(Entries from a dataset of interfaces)

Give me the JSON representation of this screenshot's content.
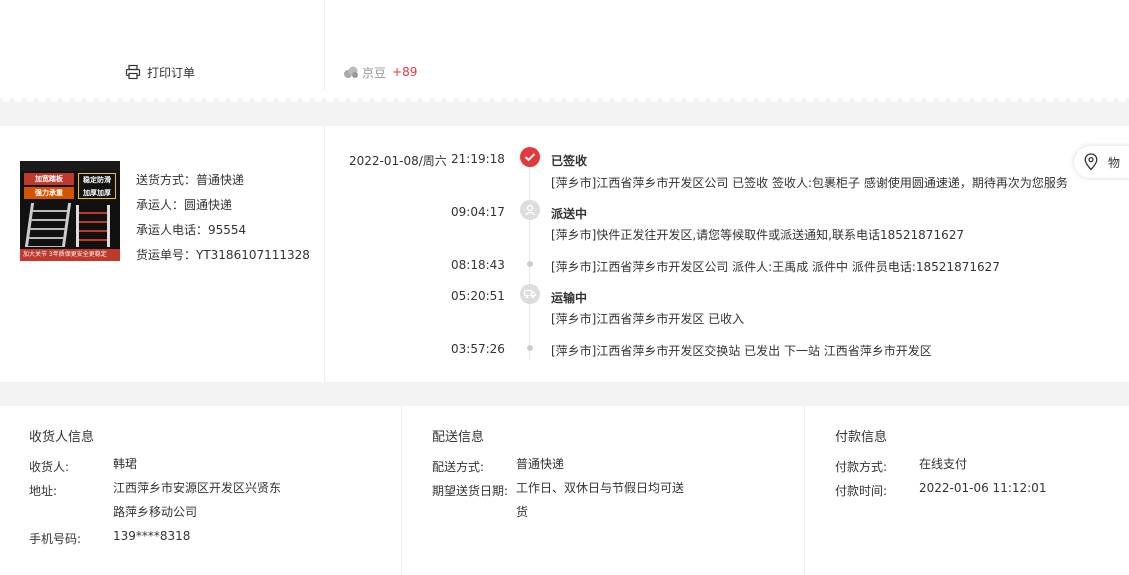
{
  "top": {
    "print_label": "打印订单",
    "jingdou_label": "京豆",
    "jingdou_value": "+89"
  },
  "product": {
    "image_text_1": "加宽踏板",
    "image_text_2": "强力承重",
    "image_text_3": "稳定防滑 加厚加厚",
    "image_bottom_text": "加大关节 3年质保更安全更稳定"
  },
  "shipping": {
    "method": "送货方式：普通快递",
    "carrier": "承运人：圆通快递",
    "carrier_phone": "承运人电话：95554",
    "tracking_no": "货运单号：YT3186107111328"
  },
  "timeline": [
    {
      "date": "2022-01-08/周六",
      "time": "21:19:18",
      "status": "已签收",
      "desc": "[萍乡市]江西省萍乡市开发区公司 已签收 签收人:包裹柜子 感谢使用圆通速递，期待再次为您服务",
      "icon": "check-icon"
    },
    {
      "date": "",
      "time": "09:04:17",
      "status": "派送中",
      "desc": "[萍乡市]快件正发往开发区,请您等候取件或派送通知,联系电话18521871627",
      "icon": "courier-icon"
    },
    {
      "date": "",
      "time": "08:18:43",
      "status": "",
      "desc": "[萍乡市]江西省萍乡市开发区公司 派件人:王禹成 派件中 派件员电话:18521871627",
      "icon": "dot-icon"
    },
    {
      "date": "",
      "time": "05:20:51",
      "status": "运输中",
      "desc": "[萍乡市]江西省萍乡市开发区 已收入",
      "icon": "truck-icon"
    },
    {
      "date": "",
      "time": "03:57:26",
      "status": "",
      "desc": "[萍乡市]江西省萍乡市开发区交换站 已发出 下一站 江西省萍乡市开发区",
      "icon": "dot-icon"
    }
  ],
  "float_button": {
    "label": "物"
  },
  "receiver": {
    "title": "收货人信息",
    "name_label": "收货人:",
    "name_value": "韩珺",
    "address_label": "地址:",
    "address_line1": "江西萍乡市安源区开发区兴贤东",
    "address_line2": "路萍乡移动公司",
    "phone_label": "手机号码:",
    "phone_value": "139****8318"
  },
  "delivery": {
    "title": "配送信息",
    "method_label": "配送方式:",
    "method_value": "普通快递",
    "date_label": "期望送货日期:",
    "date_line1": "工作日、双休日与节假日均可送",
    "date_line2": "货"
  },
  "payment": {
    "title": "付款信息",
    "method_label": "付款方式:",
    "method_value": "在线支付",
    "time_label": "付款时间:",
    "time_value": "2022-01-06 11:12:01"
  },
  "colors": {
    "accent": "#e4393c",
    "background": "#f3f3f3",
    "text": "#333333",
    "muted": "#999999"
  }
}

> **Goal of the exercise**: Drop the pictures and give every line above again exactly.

> **The completed task**:
Give me the JSON representation of this screenshot's content.
{
  "top": {
    "print_label": "打印订单",
    "jingdou_label": "京豆",
    "jingdou_value": "+89"
  },
  "product": {
    "image_text_1": "加宽踏板",
    "image_text_2": "强力承重",
    "image_text_3": "稳定防滑 加厚加厚",
    "image_bottom_text": "加大关节 3年质保更安全更稳定"
  },
  "shipping": {
    "method": "送货方式：普通快递",
    "carrier": "承运人：圆通快递",
    "carrier_phone": "承运人电话：95554",
    "tracking_no": "货运单号：YT3186107111328"
  },
  "timeline": [
    {
      "date": "2022-01-08/周六",
      "time": "21:19:18",
      "status": "已签收",
      "desc": "[萍乡市]江西省萍乡市开发区公司 已签收 签收人:包裹柜子 感谢使用圆通速递，期待再次为您服务",
      "icon": "check-icon"
    },
    {
      "date": "",
      "time": "09:04:17",
      "status": "派送中",
      "desc": "[萍乡市]快件正发往开发区,请您等候取件或派送通知,联系电话18521871627",
      "icon": "courier-icon"
    },
    {
      "date": "",
      "time": "08:18:43",
      "status": "",
      "desc": "[萍乡市]江西省萍乡市开发区公司 派件人:王禹成 派件中 派件员电话:18521871627",
      "icon": "dot-icon"
    },
    {
      "date": "",
      "time": "05:20:51",
      "status": "运输中",
      "desc": "[萍乡市]江西省萍乡市开发区 已收入",
      "icon": "truck-icon"
    },
    {
      "date": "",
      "time": "03:57:26",
      "status": "",
      "desc": "[萍乡市]江西省萍乡市开发区交换站 已发出 下一站 江西省萍乡市开发区",
      "icon": "dot-icon"
    }
  ],
  "float_button": {
    "label": "物"
  },
  "receiver": {
    "title": "收货人信息",
    "name_label": "收货人:",
    "name_value": "韩珺",
    "address_label": "地址:",
    "address_line1": "江西萍乡市安源区开发区兴贤东",
    "address_line2": "路萍乡移动公司",
    "phone_label": "手机号码:",
    "phone_value": "139****8318"
  },
  "delivery": {
    "title": "配送信息",
    "method_label": "配送方式:",
    "method_value": "普通快递",
    "date_label": "期望送货日期:",
    "date_line1": "工作日、双休日与节假日均可送",
    "date_line2": "货"
  },
  "payment": {
    "title": "付款信息",
    "method_label": "付款方式:",
    "method_value": "在线支付",
    "time_label": "付款时间:",
    "time_value": "2022-01-06 11:12:01"
  },
  "colors": {
    "accent": "#e4393c",
    "background": "#f3f3f3",
    "text": "#333333",
    "muted": "#999999"
  }
}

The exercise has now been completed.